The Art Institute of Chicago
Relief Panel, 1st century A.D.
58.8 x 46.9 x 5 cm (23 1/4 x 18 3/8 x 2 in.)
Katherine K. Adler Memorial Fund; restricted gift of Mr. and Mrs. Kenneth Bro, the Classical Art Society, and Mr. and Mrs. Walter Alexander, 1990.87
Ancient and Byzantine Art

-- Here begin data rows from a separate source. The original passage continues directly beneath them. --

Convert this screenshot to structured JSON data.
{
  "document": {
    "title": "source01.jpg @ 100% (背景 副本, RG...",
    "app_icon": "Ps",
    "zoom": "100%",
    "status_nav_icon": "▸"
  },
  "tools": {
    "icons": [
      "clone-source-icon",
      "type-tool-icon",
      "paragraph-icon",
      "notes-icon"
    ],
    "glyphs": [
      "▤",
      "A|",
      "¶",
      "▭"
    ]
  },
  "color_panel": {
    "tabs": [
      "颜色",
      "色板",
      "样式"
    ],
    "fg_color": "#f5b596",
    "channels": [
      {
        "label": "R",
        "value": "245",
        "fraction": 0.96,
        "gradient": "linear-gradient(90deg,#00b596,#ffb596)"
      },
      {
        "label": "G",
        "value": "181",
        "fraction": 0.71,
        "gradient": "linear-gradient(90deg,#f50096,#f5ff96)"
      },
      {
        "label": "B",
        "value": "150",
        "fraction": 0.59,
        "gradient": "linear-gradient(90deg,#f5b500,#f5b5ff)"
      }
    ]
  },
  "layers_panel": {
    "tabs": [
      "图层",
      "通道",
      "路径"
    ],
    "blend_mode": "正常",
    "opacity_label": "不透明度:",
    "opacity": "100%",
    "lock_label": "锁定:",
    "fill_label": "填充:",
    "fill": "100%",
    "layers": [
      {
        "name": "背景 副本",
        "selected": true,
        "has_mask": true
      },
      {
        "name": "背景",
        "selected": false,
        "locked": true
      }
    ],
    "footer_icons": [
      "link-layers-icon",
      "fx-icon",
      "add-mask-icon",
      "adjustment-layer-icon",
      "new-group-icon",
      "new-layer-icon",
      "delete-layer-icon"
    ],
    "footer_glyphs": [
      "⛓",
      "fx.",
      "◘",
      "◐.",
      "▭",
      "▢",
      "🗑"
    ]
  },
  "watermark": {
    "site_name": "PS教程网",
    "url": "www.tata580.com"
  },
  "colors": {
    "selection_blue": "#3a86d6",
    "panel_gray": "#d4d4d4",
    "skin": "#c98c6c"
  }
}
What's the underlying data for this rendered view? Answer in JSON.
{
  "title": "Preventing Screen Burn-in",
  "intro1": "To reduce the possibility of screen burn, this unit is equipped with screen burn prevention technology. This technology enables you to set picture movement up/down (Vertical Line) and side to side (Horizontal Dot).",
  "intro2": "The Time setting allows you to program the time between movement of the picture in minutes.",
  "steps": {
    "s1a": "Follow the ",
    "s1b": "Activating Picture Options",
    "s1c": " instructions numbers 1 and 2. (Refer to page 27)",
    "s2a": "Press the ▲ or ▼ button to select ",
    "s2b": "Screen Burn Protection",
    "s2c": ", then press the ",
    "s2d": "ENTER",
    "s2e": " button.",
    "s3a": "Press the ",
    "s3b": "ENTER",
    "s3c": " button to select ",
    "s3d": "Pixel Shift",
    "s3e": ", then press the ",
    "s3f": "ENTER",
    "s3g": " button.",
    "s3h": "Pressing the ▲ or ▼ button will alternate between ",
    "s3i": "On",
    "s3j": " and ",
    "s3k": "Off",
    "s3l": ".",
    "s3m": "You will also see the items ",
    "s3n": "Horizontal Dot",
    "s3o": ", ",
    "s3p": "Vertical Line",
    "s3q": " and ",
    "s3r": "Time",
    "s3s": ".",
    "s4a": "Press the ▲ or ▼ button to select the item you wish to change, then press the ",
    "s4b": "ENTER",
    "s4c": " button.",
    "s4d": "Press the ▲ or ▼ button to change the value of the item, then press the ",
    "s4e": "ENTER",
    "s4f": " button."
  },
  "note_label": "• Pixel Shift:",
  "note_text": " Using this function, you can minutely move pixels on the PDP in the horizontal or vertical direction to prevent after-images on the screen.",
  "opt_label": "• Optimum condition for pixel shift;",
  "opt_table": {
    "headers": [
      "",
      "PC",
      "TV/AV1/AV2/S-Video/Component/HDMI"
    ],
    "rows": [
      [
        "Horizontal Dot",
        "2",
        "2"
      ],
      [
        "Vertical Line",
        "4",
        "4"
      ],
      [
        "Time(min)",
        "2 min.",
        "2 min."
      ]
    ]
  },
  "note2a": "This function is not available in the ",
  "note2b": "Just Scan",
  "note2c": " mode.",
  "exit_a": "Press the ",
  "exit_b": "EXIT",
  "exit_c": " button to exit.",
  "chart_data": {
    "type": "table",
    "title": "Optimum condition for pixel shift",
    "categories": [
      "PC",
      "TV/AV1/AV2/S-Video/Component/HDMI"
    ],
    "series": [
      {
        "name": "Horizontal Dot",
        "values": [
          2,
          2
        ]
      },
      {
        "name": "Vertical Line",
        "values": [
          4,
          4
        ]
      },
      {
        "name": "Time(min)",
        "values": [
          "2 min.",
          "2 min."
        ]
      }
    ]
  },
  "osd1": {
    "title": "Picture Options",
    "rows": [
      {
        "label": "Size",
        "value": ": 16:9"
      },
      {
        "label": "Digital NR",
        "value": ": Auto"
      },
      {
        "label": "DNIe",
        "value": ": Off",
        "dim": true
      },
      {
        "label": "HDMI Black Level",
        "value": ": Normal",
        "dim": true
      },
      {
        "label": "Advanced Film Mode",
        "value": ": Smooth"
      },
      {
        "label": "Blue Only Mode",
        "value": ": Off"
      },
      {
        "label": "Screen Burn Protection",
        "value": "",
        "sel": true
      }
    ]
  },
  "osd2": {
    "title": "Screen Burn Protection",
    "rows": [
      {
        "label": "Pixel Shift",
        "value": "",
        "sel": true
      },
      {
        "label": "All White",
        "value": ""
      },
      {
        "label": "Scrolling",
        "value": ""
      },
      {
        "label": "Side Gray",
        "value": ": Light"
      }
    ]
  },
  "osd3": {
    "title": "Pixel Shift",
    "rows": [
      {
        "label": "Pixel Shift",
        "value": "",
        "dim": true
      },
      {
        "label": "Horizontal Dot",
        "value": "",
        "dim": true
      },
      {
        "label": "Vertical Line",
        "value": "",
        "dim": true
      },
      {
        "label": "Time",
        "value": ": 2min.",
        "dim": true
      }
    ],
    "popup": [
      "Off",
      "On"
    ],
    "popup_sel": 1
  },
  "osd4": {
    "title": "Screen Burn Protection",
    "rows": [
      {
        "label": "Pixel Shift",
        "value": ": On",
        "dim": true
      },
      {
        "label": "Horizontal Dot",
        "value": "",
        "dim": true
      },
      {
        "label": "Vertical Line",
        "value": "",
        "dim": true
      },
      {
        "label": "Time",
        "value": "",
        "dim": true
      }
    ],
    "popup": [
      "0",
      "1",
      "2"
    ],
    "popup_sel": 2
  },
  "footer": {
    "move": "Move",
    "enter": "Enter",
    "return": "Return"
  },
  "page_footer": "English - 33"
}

During the early Roman Empire, terracotta relief panels were a popular form of interior decoration for houses, public baths, and tombs. The mold-made reliefs, which could be rapidly reproduced to create a decorative frieze, reflect an interest in older Greek styles. Here female temple attendants, whose costumes and hairstyles recall fashions worn at least 200 years earlier by the Greek occupants of southern Italy and Sicily, kneel before a tall incense burner, upon which they place an offering. The scene is bordered by an egg-and-dart pattern above and a lotus pattern below. In the background are four nail holes used for affixing the panel to the wall.
Exhibition, Publication and Ownership Histories